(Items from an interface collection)
------------------------------------------------------------------------
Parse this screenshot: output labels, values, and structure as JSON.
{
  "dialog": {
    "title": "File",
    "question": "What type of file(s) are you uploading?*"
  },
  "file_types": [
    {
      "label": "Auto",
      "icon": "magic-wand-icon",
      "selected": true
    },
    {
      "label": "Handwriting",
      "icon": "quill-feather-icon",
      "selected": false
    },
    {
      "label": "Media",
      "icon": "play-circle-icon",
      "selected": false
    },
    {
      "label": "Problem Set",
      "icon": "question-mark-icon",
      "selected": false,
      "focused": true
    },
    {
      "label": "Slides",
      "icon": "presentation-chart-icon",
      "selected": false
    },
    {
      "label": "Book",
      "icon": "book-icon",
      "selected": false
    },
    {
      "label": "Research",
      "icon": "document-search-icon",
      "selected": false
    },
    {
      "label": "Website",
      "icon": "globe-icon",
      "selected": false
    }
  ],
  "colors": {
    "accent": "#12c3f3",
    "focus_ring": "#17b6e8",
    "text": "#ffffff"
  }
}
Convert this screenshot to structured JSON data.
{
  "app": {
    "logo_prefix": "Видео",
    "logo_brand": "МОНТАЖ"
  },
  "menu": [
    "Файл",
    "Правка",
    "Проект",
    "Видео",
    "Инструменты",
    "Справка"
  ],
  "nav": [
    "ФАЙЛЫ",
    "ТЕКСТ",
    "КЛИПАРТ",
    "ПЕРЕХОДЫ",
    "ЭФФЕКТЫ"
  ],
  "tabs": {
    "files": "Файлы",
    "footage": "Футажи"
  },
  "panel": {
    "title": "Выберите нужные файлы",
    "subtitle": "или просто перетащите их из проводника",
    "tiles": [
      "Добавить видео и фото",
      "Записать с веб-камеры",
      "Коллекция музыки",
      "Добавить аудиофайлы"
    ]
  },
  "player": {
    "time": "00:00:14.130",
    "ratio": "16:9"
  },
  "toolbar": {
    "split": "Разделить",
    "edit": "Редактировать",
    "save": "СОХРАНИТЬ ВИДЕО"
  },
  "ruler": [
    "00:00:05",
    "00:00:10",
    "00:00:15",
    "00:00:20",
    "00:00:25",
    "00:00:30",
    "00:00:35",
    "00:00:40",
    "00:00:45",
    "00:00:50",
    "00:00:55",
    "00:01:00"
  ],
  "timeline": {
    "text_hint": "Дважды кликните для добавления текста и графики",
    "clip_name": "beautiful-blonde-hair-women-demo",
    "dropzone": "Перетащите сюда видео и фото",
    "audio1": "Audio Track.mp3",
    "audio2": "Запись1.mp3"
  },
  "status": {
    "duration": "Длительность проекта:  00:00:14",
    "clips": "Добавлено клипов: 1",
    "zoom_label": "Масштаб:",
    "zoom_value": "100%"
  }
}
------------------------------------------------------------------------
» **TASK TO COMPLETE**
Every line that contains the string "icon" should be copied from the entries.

» **OUTPUT BELOW**
      "icon": "magic-wand-icon",
      "icon": "quill-feather-icon",
      "icon": "play-circle-icon",
      "icon": "question-mark-icon",
      "icon": "presentation-chart-icon",
      "icon": "book-icon",
      "icon": "document-search-icon",
      "icon": "globe-icon",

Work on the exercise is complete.